Before your little ones are able to crawl, it is essential to make sure your home is thoroughly baby-proofed to prevent unnecessary accidents from occurring. From anchoring your furniture to investing in hinge protectors, there are several ways you can effectively childproof your property. You may not have considered the level of risk associated with many hazards in your home, so hopefully, this article will be a beneficial resource to refer back to. Here is our comprehensive guide to baby proofing your home.
The Importance of Baby Proofing Your Home
An accident can occur at any time and in any part of your home, but there are plenty of safety measures you can implement to minimise the severity and number of accidents from transpiring. Furthermore, knowing you have done everything you can to try and prevent accidents from occurring is guaranteed to give you some small peace of mind. The average baby starts to crawl from the age of 8 months, so it is imperative for your home to be free from hazards before they reach this milestone. Here is our checklist on how to successfully baby proof your home.
Because children who’re learning to crawl love to pull themselves up on things, it is crucial to secure all tall or heavy items of furniture and appliances to the wall. As your baby gets older and braver, they are also likely to try climbing pieces of furniture, especially items like bookcases and chest of drawers. Ensure that potential climbable items of furniture and cribs are placed well away from windows.
If you own cupboards with glass doors, it is best putting them away until your child is much older. We suggest using storage solutions in London to store hazardous pieces of furniture until your children are older. Chests and boxes that do not have spring-loaded hinges can easily crush small children’s fingers and other limbs. If you have a toy chest without spring-loaded safety hinges, you could consider removing the lid and having it continually open.
Never hang heavy items such as clocks and mirrors directly above your child’s crib as these could fall in the night. It is also pivotal not to hang anything over the cot or in the bedroom that is longer than 7 inches. Long pieces of string pose a significant risk of strangulation. Make sure you have suitable blind hooks that ensure blind cords are kept well out of the way.
Avoid the addition of floor lamps in your home or placing table lamps on tablecloths. Floor lamps are extremely easy to pull over and can be remarkably heavy. It is also advised to purchase non-slip pads to be placed under rugs if you have uncarpeted flooring.
Windows, Doors and Stairs
Ensuring your windows and doors include the latest safety measures is imperative for safeguarding your children. It is best to ensure upstairs windows are locked at all times, but if this is not possible there are several other safety alternatives. There are specific restrictions available that prevent windows from opening fully. These safety gadgets allow a fresh supply of air to enter your home without opening too far and providing an escape route for your child. If your home is fitted with sliding, single or double hung windows, then you will require the addition of window stops. The wedge ensures the window stays shut and prevents children from being able to open it. The window stop can also be used to wedge the window open, allowing an airflow through a gap no wider than four inches. Both devices are easily and widely available to purchase and should be fitted to every window in your home.

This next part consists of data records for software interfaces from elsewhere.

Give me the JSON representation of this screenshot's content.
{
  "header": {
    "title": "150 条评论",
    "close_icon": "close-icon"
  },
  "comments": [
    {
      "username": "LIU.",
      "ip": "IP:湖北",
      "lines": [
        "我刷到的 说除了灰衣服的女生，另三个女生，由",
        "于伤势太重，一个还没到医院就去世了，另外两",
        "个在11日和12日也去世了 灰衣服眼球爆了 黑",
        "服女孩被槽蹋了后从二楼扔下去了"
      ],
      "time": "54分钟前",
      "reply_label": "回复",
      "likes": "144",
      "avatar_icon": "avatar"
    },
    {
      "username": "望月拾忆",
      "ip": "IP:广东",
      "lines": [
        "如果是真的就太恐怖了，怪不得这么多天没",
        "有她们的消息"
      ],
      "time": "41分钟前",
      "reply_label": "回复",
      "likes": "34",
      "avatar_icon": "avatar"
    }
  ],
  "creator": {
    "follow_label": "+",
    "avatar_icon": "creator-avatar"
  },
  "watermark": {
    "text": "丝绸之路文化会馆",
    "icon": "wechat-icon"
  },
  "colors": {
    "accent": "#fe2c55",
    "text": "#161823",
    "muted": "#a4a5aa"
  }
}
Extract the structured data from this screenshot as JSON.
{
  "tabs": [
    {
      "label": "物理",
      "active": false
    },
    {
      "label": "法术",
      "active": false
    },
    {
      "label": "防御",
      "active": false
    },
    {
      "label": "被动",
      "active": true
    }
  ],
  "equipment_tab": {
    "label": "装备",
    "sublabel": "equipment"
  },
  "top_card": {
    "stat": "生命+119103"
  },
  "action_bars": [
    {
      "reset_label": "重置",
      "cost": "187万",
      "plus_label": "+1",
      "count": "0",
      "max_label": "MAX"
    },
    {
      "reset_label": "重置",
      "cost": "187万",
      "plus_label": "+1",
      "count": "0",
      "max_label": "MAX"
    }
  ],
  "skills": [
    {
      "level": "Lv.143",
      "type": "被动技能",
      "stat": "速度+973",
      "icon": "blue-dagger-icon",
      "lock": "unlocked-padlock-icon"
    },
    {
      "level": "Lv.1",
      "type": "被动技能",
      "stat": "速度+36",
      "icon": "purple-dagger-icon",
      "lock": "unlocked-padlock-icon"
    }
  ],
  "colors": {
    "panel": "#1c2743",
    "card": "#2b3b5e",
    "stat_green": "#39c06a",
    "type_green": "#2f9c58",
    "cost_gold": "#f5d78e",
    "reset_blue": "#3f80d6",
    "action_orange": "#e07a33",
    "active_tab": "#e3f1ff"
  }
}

Door hinges pose a great threat to small children’s fingers. You can easily keep internal doors open through the use of wedges and door stops, but this is only a temporary solution to the problem. It is advised to invest in door slamming prevention devices and hinge protectors. Slamming prevention devices are effective in creating a physical barrier between the fingers of small children and the door. Hinge protectors effectively prevent children from getting their hands trapped; they’re simple to fit, cheap to buy and easy to maintain. Purchase slam prevention devices and hinge protectors from places such as Mothercare and John Lewis.
Staircases is another dangerous, yet fundamental, part of your home. Unless you live in a bungalow, you will need to fit stair gates to both the top and the bottom of the staircase. You will also need to examine the quality of your bannisters; if the railings are too far apart your child could easily fall through the open spaces. If this is the case with your staircase, make sure to purchase a bannister safety net or plastic guard. This addition to your home may not be the most attractive, but it will effectively prevent potentially fatal injuries to your child.
There is an endless list of electrical items that are dangerous to children. Electrical plug-socket covers are necessary for preventing children from inserting their fingers and getting electrocuted.
Extension cables and loose wires are also dangerous everyday items in your home that you may not have deemed unsafe. The best way to keep wiring and cables out of sight and reach of children is to hide them securely behind furniture or stapling them to the floor. You can then lay the carpet over the top to effectively conceal the wires from small and curious children. Examine the condition of all the cables in your home, damaged wiring can create sparks and is a potential fire risk.
It is a good idea to keep TV’s, WiFi routers, DVD players and game stations inside cupboards to prevent child access to these devices. Ensuring batteries are kept well of the way of children is imperative; consumption of these can cause fatal bleeding and lead to life-changing illnesses.
General Safety Reccomendations
Ensuring your child is safe at all times is an ongoing task, however, implementing the safety measures we have suggested will significantly lessen the risks your child is exposed to. It is imperative you make these adjustments to your home before your toddler can sit up. Understanding the risks associated with your home can help you identify potential dangers and then prevent injuries. For a more in-depth guide on how to childproof your doors and windows, take a read of this article.